You take pride in your vegetable garden, especially that lush kale, but there's a good chance you're not the only one admiring it. Groundhogs might also have their eyes (and appetites) set on your greens. It's a common scenario for gardeners: You wait for the perfect harvest time, only to find a groundhog beat you to it. The first thing you can do is harvest your veggies as soon as they're ready. Letting them sit ripe in the garden is like rolling out a welcome mat for these critters. 

Now, groundhogs, or woodchucks as some call them, are more than just casual visitors. Their digging can be quite troublesome for your garden's health and aesthetics, and dealing with them is about more than just beating them to the harvest. It's about understanding their habits and making your garden a less inviting place for them. These animals are primarily active during daylight, especially in the early morning or late afternoon. Keeping an eye out during these times might give you a clue about their presence or hideouts. You'll likely have to combine the practice of timely harvesting with other elimination methods, which is key to effectively keeping groundhogs out of your garden.

Evicting groundhogs from your garden

So, you've noticed that groundhogs have taken a liking to your kale despite your best efforts at timely harvesting. It's clear that more direct action is needed. Eviction can be an effective method for dealing with groundhogs; let's talk about how you can do this safely. The process starts with locating their burrows. Groundhogs typically create a network of tunnels and burrows, often with several entrances. Your first task is to identify these entrances. You can do this by looking for mounds of dirt; these are usually the telltale signs of a groundhog's burrow.

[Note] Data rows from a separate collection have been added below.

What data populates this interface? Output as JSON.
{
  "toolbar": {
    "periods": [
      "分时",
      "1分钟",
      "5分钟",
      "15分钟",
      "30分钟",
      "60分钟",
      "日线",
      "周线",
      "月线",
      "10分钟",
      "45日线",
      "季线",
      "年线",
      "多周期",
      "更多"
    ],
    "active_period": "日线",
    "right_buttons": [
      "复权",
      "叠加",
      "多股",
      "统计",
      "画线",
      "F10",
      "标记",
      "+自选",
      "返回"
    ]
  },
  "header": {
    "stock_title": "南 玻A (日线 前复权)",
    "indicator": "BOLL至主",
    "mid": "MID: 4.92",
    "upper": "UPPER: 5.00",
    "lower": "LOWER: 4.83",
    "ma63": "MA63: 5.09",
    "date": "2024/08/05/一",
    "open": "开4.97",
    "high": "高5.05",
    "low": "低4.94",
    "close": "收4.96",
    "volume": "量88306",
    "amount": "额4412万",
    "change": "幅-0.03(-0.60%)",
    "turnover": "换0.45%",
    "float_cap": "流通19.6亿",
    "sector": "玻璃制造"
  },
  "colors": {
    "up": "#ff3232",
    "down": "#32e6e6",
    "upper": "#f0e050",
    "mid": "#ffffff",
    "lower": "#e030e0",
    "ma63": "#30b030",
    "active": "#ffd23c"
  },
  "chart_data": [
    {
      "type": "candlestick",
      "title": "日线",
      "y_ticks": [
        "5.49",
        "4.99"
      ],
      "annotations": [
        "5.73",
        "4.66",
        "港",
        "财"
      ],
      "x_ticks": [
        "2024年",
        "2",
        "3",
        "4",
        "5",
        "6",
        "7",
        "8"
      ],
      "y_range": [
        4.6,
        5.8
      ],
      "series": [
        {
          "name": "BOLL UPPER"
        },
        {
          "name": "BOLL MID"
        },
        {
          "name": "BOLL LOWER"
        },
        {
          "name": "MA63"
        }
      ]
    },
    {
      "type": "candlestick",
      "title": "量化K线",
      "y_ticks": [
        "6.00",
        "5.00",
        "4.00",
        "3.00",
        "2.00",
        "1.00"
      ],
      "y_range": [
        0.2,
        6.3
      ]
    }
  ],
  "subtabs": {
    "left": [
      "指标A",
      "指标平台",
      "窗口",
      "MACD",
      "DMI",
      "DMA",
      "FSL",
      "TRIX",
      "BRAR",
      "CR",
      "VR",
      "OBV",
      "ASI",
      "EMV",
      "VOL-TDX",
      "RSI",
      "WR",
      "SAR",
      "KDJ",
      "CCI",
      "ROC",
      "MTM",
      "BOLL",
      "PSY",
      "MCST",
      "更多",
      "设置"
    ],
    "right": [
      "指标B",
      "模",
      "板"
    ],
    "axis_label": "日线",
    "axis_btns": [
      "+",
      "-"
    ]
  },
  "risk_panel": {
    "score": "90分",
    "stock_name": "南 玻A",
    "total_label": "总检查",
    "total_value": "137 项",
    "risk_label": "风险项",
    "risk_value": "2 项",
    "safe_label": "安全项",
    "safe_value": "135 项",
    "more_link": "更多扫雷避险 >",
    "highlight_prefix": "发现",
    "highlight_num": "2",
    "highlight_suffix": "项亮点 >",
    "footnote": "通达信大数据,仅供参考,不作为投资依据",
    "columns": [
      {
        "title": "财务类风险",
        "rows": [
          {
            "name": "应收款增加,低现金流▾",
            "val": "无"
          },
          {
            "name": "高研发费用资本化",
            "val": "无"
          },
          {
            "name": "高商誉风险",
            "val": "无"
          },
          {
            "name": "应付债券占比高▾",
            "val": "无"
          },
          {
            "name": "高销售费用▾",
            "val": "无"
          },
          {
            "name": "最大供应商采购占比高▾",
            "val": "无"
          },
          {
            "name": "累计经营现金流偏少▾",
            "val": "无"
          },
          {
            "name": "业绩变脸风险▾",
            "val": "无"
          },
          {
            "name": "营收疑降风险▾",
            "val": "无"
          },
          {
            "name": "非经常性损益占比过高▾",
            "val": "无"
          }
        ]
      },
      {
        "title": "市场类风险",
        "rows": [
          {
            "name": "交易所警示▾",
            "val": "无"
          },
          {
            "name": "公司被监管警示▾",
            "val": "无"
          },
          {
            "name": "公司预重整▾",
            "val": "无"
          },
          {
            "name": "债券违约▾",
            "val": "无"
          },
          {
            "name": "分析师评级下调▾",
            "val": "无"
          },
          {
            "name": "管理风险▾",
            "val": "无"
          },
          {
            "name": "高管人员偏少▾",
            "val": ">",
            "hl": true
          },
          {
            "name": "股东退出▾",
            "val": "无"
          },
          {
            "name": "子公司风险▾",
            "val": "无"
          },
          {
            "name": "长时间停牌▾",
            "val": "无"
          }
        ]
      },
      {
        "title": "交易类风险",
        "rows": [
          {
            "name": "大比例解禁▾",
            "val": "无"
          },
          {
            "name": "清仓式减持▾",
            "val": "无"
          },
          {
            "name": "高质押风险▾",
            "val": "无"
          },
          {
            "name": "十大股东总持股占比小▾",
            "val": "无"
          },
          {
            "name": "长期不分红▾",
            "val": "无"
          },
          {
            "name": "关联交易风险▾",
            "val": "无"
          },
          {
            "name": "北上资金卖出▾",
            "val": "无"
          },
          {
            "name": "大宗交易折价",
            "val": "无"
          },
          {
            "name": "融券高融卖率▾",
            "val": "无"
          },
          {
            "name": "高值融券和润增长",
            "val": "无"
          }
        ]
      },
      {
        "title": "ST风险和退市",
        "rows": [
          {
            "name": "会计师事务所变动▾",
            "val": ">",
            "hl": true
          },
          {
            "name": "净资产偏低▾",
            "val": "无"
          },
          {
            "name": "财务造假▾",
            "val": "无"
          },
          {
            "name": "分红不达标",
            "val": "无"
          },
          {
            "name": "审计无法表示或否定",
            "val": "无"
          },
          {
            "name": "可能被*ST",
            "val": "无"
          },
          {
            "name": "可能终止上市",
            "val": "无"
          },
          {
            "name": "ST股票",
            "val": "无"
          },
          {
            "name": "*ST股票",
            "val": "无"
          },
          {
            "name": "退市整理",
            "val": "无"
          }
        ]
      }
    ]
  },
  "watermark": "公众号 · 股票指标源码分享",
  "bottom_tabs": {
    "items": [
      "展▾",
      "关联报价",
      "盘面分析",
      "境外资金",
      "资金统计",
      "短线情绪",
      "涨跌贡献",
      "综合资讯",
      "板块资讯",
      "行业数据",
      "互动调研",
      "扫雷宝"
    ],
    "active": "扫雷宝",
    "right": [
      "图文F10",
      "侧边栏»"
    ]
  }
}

Once you've located the burrows, test to see if they're active. A simple way to do this is by loosely plugging all the entrances with easily moveable materials, like grass clippings. Keep an eye on these plugs over the next three to five days. If you find that the plugs have been disturbed, indicating that the burrow is occupied, it's time to gently persuade the groundhogs to move out. Try placing a smelly deterrent, like used kitty litter, inside the entrance. The idea is to make the burrow less appealing without harming the animals. Try to keep the smell contained by closing off the entrance to reduce airflow. If activity ceases, you can go ahead and close the burrow. Use dirt, rocks, or a combination of materials to ensure that the groundhogs can't easily reopen the entrance.

A fence is a solid line of defense against groundhogs

If eviction alone hasn't solved your groundhog problem, it's time to consider building a garden fence to keep these persistent critters away from your kale. Yes, it does require some effort, but the peace of mind and protection it offers your garden are well worth it. The fence should be made of sturdy chicken wire or hardware cloth. Opt for one with a mesh size of around 3 inches square, which is small enough to prevent groundhogs from squeezing through.

The height of the fence is also important. It needs to be above ground level by at least 4 feet to deter groundhogs from climbing over it. And since groundhogs are skilled diggers, your fence also needs an underground barrier. An L-footer base, which is essentially a bend at the bottom of the fence that extends outward, is highly effective. This extension should be at least a foot wide and buried a few inches below the surface to prevent digging. Angle a small part of the fence's top edges outward at 45 degrees. This angled overhang makes it even more difficult for groundhogs to climb over the fence and access your kale. 

Regular maintenance of your fence is also key. Inspect it periodically for any signs of damage or wear and make repairs as needed. Also, keep the area around the fence clear of tall grass and debris to reduce the attractiveness of your garden to groundhogs.